The University of Indianapolis’s administration initiated a new mandate to on-campus residents this fall: no guests from outside the university would be allowed in residence halls or on-campus apartments. With all of the pandemic restrictions that left us at home and away from friends, dealing with more restrictions from the university felt overwhelming. This made some students feel even more restricted and isolated.
During the summer, restrictions across the state and country varied, and students were left wondering what the upcoming school year would be like. Would the university open back up fully? Would all classes be virtual? We weren’t sure, but we did know that we had signed leases and applied for housing and meal plans that we were no longer sure would be worth the cost.
University President Robert Manuel’s “Welcome Home” email, sent out on June 30, answered some of the questions about the fall semester but left some of us even more confused. The email addressed some housing concerns by saying that the residence halls would open, but students could choose to opt out if needed.
However, not all university housing is easy to get out of. University Lofts, Greyhound Village and College Crossing required special appeals to break the leases that students had signed the previous academic year. The email included information on just about everything from housing to dining, and even the move-in process, but what it seemed to lack was concern for students’ mental health, learning experience and finances. Tuition would not be reduced, guests from outside the university would not be able to visit and the information seemed cut and dry. Nothing emotional was attached, beyond acknowledging the pandemic.
On Aug. 10, five days before move-in, I received an email from my residence director, and what caught my eye was not the lack of volunteers, two person help limit or the tardiness of the email. What stood out to me was that “no outside guests are permitted at this time.” None. Not a friend who stays in another dorm or even your mom coming by to check on you — no one.
This felt crushing, like a complete disregard for my mental health and relationships. We are still able to go to in-person classes, visit other students living in our apartment buildings and residence halls and leave campus, but we are not allowed to have UIndy students from other residences over as guests? This made me question whether I wanted to stay on campus, and honestly I still do.

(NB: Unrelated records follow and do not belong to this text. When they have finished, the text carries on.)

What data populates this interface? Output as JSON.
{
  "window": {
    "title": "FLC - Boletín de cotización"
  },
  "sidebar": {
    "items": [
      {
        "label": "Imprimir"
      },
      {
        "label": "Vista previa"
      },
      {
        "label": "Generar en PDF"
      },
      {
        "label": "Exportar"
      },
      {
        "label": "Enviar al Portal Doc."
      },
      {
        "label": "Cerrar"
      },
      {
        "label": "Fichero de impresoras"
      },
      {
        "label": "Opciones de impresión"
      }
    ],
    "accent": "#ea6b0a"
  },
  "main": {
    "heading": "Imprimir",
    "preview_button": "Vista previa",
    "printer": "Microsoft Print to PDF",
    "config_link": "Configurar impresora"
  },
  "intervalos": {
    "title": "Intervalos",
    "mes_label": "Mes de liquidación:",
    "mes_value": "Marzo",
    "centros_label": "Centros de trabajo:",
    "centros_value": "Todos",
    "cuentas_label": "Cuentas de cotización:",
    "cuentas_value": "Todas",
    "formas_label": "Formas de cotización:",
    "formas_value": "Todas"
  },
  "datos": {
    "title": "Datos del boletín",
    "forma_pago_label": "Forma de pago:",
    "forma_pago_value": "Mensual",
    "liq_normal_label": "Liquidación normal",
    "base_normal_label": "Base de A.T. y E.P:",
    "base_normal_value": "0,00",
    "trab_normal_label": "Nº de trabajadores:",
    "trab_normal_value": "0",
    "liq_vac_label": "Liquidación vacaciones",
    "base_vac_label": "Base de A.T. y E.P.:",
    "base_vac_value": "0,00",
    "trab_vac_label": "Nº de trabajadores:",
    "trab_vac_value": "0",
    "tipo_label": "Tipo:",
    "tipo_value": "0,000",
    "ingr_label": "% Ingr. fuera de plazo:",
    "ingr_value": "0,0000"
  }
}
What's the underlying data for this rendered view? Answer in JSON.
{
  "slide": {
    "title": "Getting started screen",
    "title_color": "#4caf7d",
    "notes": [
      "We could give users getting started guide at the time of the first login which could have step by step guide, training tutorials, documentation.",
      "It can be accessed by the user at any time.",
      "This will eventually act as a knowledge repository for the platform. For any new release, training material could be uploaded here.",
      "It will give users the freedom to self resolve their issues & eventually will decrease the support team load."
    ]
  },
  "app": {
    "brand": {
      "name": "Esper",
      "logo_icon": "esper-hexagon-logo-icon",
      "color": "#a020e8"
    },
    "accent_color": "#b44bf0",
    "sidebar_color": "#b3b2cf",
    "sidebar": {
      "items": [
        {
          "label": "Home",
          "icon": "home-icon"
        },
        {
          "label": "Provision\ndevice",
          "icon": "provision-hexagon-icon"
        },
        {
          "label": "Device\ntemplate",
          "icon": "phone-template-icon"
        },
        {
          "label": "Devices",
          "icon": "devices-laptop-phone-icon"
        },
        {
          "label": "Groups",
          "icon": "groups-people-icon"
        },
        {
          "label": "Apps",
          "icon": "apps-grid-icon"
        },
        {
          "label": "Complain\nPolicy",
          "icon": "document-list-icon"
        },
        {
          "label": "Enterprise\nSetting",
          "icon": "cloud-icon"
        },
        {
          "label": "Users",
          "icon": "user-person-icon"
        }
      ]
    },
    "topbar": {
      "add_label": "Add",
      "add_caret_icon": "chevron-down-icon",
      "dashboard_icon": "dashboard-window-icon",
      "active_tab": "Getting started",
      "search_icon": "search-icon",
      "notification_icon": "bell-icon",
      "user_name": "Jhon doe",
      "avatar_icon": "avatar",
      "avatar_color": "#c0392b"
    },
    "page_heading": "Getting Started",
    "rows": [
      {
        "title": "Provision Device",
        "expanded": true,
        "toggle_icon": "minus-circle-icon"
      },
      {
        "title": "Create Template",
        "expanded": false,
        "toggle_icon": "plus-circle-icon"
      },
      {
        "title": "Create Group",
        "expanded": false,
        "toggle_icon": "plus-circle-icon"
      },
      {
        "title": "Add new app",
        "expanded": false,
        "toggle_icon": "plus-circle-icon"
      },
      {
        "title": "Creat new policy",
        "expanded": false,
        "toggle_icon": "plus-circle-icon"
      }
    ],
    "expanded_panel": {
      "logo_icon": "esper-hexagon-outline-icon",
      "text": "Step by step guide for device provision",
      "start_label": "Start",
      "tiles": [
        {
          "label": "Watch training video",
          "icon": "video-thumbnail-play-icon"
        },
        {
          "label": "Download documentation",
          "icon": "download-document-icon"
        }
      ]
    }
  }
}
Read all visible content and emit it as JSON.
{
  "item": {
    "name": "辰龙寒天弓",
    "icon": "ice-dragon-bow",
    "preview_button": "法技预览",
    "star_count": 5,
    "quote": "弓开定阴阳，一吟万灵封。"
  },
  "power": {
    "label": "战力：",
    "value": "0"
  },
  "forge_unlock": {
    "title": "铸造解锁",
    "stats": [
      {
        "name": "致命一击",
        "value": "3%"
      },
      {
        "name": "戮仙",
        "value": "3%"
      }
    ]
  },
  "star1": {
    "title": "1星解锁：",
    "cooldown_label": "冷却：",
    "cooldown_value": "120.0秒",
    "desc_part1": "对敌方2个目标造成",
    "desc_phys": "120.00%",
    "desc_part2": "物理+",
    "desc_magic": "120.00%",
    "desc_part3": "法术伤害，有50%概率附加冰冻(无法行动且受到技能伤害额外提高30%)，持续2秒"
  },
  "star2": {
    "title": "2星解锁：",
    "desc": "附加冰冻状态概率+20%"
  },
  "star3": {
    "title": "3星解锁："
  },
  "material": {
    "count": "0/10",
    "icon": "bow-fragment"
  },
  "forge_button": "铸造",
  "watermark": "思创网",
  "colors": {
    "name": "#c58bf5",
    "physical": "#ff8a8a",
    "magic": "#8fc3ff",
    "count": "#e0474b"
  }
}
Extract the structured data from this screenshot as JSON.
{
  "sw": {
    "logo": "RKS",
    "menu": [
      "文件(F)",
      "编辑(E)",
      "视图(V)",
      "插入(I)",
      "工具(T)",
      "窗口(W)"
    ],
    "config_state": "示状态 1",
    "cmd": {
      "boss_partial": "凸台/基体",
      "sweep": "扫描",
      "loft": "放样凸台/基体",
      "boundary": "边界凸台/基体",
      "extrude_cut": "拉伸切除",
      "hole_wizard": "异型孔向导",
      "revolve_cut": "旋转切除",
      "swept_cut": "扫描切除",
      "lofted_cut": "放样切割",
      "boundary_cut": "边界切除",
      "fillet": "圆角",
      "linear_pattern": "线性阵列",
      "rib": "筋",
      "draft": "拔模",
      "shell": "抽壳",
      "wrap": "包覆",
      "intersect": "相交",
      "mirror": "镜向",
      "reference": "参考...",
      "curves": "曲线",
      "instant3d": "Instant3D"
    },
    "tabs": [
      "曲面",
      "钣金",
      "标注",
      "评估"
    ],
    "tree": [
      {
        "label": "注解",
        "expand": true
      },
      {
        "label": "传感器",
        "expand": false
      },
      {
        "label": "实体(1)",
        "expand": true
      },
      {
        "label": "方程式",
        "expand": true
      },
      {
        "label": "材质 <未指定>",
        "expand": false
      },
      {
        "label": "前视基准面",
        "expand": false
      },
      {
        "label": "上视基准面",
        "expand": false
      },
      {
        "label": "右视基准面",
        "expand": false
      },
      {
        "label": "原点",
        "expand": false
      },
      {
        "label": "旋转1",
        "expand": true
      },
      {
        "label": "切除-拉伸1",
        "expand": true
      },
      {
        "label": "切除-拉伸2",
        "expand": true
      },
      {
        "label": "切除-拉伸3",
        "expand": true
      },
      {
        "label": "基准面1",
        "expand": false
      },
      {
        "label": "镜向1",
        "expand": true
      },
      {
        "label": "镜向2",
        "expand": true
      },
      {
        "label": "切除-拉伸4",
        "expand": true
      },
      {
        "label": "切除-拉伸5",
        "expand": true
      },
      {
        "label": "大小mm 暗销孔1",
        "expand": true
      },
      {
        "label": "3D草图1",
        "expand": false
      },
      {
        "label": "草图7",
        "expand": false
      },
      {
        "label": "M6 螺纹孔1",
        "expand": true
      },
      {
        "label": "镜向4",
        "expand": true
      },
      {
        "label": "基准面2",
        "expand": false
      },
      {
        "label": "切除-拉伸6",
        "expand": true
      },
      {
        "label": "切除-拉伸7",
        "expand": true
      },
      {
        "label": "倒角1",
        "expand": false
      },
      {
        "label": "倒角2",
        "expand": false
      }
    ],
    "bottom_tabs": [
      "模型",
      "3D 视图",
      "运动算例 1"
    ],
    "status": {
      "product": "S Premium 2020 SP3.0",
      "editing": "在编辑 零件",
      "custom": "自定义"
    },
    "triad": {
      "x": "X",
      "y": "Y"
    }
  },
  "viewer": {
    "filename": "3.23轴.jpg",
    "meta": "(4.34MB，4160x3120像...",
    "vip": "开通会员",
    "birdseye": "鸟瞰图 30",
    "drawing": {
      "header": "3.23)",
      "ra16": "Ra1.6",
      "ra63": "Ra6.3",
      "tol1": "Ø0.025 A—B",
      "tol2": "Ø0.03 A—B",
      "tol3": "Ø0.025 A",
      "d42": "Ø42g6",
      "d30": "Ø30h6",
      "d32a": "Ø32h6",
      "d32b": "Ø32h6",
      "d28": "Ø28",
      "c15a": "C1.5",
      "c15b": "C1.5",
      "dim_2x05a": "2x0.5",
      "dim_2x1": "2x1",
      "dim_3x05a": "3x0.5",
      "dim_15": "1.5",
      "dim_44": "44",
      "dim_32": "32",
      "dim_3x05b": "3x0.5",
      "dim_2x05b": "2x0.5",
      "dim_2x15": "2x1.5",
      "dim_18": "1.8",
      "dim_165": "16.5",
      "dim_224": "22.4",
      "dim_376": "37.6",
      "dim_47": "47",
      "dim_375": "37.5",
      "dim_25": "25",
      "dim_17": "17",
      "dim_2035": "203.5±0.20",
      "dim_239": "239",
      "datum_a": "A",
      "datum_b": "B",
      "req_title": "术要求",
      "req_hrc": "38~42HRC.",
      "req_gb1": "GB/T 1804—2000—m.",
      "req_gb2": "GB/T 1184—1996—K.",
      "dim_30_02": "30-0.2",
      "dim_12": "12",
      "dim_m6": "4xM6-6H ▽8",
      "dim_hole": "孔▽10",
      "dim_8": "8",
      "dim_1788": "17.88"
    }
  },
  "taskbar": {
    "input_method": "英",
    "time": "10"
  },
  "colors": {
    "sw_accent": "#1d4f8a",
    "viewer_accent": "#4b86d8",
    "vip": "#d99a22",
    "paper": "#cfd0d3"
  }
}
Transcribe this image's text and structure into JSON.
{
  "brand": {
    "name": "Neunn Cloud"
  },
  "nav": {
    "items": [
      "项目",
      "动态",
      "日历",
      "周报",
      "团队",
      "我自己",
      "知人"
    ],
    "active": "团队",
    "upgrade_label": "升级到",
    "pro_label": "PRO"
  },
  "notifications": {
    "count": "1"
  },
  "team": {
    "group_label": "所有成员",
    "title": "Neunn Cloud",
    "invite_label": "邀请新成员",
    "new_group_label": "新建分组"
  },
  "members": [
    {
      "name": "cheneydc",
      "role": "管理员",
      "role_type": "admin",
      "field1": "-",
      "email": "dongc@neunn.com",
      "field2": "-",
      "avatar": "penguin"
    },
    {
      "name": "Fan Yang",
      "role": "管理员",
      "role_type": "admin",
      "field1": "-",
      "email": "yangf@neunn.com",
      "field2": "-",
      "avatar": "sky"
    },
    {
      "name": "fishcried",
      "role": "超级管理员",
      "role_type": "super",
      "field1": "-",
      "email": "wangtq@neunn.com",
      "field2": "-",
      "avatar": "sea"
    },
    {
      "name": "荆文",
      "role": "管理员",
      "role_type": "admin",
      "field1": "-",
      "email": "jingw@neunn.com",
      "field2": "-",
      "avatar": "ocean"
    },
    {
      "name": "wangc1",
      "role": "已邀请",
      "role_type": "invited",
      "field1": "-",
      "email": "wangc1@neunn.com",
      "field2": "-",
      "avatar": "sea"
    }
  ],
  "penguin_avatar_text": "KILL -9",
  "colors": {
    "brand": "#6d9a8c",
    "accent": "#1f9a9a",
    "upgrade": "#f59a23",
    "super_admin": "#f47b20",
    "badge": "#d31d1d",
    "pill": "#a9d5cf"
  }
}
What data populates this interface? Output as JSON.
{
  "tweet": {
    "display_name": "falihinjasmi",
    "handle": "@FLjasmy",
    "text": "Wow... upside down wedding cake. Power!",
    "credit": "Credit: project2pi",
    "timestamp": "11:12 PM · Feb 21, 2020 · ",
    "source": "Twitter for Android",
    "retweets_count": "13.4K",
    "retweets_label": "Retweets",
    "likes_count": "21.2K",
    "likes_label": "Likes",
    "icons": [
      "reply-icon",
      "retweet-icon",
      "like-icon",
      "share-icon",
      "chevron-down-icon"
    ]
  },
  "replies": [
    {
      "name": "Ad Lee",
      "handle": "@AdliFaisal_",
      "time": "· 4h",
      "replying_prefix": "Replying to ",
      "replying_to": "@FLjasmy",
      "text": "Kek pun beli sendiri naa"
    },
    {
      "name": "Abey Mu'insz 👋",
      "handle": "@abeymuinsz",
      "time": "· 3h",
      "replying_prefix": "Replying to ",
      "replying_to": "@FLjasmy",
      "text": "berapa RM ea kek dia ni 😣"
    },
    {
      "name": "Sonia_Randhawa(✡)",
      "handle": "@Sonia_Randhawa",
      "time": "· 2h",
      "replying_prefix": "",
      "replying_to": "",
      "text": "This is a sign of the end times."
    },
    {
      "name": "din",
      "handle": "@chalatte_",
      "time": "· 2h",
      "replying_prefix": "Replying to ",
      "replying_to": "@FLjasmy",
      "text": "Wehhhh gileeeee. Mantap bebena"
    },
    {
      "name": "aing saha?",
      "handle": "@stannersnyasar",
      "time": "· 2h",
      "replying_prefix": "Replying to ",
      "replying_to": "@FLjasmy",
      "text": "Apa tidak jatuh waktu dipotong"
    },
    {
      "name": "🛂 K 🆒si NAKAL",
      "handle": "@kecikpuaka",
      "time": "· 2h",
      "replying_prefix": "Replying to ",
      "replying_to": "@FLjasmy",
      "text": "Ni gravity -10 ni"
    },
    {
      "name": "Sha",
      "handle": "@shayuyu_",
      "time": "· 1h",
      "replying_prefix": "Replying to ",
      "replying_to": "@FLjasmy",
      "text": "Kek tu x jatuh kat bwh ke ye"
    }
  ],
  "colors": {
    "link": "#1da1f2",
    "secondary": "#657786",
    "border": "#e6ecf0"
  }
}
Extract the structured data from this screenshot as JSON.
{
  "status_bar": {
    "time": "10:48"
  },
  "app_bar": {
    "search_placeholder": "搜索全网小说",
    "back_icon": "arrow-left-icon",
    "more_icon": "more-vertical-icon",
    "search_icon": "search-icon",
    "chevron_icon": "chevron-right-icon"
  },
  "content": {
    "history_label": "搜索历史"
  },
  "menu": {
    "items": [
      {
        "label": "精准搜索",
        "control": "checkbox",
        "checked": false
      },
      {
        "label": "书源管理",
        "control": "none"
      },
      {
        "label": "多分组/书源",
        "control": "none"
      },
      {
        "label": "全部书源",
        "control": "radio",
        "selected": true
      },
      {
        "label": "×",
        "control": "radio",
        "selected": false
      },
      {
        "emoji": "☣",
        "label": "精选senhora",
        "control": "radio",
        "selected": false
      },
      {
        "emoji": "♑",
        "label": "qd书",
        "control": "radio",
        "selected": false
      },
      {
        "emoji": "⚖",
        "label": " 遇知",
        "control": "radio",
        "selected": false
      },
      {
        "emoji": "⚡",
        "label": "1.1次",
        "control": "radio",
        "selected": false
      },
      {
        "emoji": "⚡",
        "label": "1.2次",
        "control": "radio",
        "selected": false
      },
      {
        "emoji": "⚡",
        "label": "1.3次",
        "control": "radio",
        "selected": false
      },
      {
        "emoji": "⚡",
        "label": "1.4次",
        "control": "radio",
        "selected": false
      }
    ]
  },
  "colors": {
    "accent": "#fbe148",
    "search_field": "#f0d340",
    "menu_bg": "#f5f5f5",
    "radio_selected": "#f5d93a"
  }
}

The restrictions do not feel effective, and that’s one of the biggest issues I have with them. We university students are allowed to travel wherever we want but are restricted from bringing people into our home— the home that we pay a lot of money for, the home that is OURS.
These policies were not included in the lease we signed last semester. My space is important to me, and I do not like when people try to impose such strict rules and regulations on it. I expect the basic rules: no command strips, no smoking, yada yada yada. But this feels like a restriction of my rights.
In the future, I hope a better plan is provided for us—whether we are having in-person classes, if those are necessary, food delivery services or even a certain group we are allowed to be with. Whatever that plan is I hope it is strategic, and most importantly I hope it makes sense.
CORRECTIONS: Oct.. 23, 2020 at 11:50 a.m.
The headline of this article has been updated to more accurately reflect the content of the opinion.